Dear Lisa,

Thank you for being my counselor.  Camp was really fun.  I had a good time, even though the food was just “okay.”  My favorite thing was when we sang songs around the campfire at night.  I hope you have a good year!



Letter 2:

Dear Mr. Jon,

Thank you for missing a week of school to be at Camp T-Bird with all the campers.  Thanks for teaching me: friendship, respect, and being patient with some cabin mates. You were a real emotional, friendly leader and role model for our cabin and the camp. Thanks for helping us get organized with our friendship circles; and making our posters. You helped me feel really comfortable at camp and in our cabin. I liked the note that you and Mr. Ben wrote to me. It made me feel special. I know it was hard being a counselor (High School Leader) but you did it.

My favorite moments were: working on cabin skills challenge with you and standing on our porch just crying our heads off while you were handing us our touchstones. My favorite thing in the whole camp was square dancing (especially when I was teaching Mr. Mark how to do the electric slide). My favorite outdoor activities were: woods craft, animal pelts, weather, water study, rope making and compass. I liked the hike on Ridgeview Trail and Outer Loop West. It was fun learning about the stump that was burned on the inside but not the outside (fire sculpture). Seeing the Opossum, Skunk, and Owl was really cool. Thanks again for making my week at camp a lot more enjoyable.

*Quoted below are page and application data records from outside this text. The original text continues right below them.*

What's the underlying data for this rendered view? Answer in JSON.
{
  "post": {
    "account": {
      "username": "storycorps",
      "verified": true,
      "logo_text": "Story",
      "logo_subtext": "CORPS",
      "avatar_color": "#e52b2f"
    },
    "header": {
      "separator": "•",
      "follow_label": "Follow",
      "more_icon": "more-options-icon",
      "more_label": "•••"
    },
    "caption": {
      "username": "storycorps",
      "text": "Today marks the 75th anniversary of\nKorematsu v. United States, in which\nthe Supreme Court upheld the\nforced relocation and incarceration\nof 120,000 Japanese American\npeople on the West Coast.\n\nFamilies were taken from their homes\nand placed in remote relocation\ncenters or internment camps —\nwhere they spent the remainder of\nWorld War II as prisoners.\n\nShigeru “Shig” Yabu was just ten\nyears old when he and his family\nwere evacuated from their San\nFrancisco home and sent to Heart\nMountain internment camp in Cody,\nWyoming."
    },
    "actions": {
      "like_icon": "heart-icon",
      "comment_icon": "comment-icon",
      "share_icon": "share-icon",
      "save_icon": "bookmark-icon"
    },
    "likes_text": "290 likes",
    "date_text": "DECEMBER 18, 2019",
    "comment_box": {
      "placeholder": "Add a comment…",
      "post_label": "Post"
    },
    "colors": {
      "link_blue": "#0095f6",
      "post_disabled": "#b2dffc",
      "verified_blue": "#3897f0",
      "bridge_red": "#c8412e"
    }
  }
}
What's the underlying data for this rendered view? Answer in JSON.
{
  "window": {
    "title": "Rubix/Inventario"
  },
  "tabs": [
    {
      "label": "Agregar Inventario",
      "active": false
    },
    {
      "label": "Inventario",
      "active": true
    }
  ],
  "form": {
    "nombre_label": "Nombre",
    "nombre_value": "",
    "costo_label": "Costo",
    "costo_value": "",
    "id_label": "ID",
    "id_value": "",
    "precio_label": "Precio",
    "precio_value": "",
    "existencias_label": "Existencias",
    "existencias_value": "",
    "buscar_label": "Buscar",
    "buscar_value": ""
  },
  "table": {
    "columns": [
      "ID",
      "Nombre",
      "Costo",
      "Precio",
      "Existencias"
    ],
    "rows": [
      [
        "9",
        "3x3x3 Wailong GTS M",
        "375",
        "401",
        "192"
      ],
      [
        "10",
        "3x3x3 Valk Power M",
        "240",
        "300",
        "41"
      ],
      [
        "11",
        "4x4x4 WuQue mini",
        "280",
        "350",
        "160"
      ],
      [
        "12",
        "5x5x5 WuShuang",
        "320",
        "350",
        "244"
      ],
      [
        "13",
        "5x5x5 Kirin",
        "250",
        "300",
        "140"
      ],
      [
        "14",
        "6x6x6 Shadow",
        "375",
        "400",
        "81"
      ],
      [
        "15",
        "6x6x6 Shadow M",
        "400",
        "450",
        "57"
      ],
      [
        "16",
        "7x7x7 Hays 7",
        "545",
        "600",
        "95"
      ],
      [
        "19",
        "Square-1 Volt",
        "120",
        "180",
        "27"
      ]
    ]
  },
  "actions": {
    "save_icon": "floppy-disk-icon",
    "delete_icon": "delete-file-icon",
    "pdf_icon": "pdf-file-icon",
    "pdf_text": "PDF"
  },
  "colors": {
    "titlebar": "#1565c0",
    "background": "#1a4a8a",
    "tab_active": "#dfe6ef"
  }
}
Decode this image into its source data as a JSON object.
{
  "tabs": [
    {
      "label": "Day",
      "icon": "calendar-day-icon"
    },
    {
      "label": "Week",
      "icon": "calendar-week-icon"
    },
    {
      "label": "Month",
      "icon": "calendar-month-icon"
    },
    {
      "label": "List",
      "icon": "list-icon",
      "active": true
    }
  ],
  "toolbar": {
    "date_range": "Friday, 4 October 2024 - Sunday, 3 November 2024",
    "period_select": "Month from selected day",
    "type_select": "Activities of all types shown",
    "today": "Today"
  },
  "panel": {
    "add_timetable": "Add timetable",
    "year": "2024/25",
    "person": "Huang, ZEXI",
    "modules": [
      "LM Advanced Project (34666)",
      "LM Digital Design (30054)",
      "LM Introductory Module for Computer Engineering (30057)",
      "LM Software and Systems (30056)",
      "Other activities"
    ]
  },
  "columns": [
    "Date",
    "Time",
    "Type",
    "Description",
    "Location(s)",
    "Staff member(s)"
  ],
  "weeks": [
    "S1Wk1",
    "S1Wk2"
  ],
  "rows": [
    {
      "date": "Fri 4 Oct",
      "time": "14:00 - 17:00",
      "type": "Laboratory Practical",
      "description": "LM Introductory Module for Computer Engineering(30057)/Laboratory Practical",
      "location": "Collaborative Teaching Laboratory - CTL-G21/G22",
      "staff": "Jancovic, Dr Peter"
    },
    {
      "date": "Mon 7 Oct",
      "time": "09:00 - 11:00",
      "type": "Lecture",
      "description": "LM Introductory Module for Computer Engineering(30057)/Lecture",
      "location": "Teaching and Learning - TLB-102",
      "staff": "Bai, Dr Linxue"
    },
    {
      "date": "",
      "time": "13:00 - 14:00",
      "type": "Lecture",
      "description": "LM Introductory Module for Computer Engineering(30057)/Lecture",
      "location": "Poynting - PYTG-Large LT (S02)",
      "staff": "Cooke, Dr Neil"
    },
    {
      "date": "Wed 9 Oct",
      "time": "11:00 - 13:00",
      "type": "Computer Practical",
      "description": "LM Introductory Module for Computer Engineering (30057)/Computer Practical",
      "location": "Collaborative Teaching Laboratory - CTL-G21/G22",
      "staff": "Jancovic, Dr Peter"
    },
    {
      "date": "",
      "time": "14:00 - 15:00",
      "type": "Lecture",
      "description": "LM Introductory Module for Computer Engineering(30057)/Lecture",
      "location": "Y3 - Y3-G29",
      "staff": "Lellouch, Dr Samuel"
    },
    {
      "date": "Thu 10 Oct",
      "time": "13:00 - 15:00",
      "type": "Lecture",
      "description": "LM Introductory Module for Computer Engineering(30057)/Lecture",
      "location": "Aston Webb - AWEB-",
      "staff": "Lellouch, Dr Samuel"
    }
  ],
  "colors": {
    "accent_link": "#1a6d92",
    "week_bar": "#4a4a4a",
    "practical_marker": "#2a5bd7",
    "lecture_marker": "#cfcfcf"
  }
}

From the Writing Curriculum Files of Children’s Author, Suzanne Williams www.suzanne-williams.com